[What you have to do] Which lines below mention "description"? Pick each one out.

────────────────────────────────────────

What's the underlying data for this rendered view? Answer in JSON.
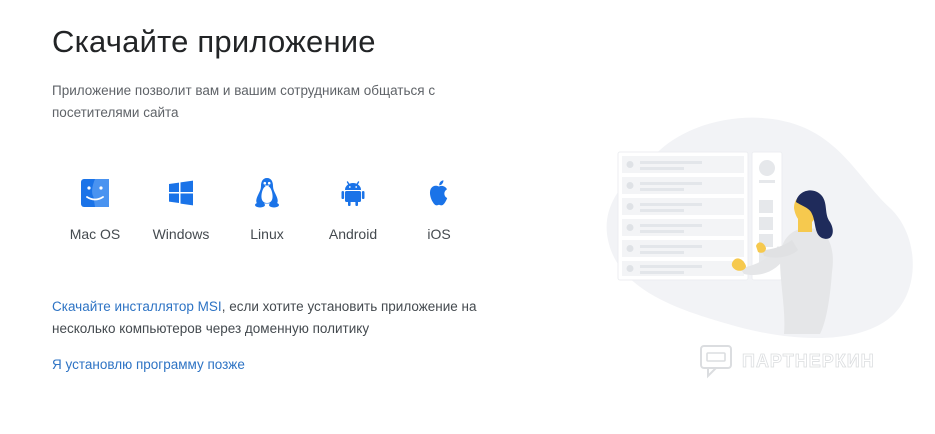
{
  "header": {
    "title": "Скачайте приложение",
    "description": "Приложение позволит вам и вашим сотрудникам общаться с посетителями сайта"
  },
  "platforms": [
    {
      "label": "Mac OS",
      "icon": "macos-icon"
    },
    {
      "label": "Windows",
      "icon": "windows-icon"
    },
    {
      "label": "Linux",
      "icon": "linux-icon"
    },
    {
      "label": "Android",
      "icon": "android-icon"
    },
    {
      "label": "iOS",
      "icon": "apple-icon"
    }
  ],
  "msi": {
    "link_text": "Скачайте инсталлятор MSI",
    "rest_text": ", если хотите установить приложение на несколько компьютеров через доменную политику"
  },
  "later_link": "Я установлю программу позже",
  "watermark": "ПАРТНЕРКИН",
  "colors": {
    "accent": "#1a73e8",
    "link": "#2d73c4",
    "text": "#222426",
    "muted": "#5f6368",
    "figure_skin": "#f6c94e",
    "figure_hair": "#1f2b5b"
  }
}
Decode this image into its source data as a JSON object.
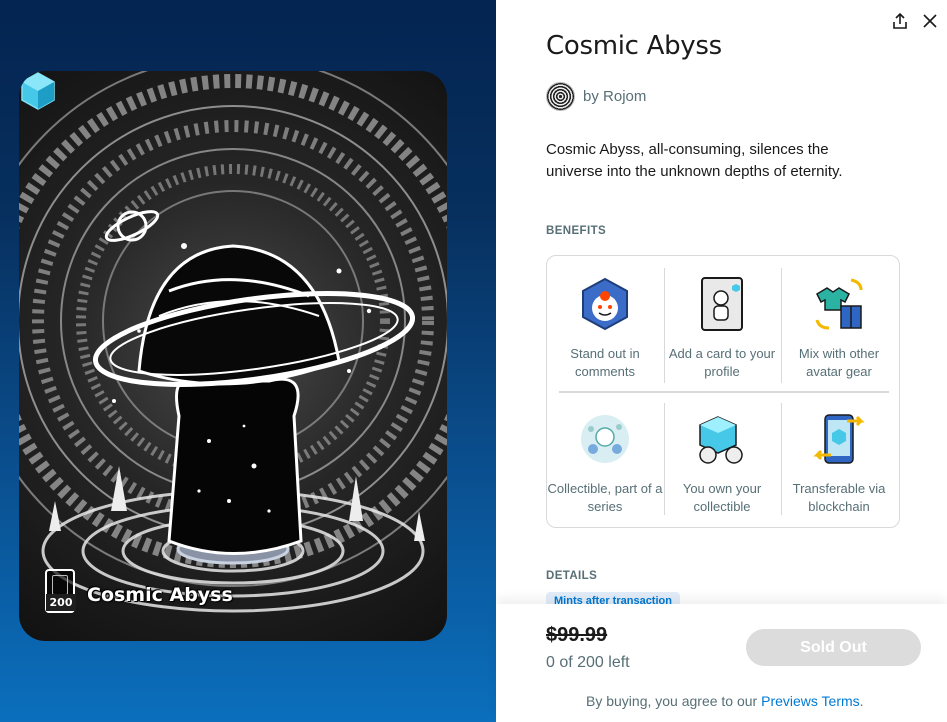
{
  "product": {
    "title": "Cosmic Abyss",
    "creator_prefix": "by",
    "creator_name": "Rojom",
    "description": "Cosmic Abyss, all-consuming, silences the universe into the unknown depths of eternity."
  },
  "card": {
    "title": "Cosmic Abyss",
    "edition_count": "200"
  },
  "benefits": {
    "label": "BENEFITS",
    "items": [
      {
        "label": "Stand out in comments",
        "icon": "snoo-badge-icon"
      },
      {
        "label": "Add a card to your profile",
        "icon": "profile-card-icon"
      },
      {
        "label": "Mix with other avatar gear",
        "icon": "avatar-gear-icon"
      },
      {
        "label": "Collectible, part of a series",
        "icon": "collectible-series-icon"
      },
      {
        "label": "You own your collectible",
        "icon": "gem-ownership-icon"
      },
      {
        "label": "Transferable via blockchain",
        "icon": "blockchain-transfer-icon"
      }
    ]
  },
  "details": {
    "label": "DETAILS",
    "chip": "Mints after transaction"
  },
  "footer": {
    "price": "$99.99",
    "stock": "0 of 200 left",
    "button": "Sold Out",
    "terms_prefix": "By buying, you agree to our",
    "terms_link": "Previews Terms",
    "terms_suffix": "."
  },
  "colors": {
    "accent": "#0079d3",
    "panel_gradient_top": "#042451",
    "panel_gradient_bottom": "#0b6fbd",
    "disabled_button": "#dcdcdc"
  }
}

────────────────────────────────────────

[Written solution]
    "description": "Приложение позволит вам и вашим сотрудникам общаться с посетителями сайта"
    "description": "Cosmic Abyss, all-consuming, silences the universe into the unknown depths of eternity."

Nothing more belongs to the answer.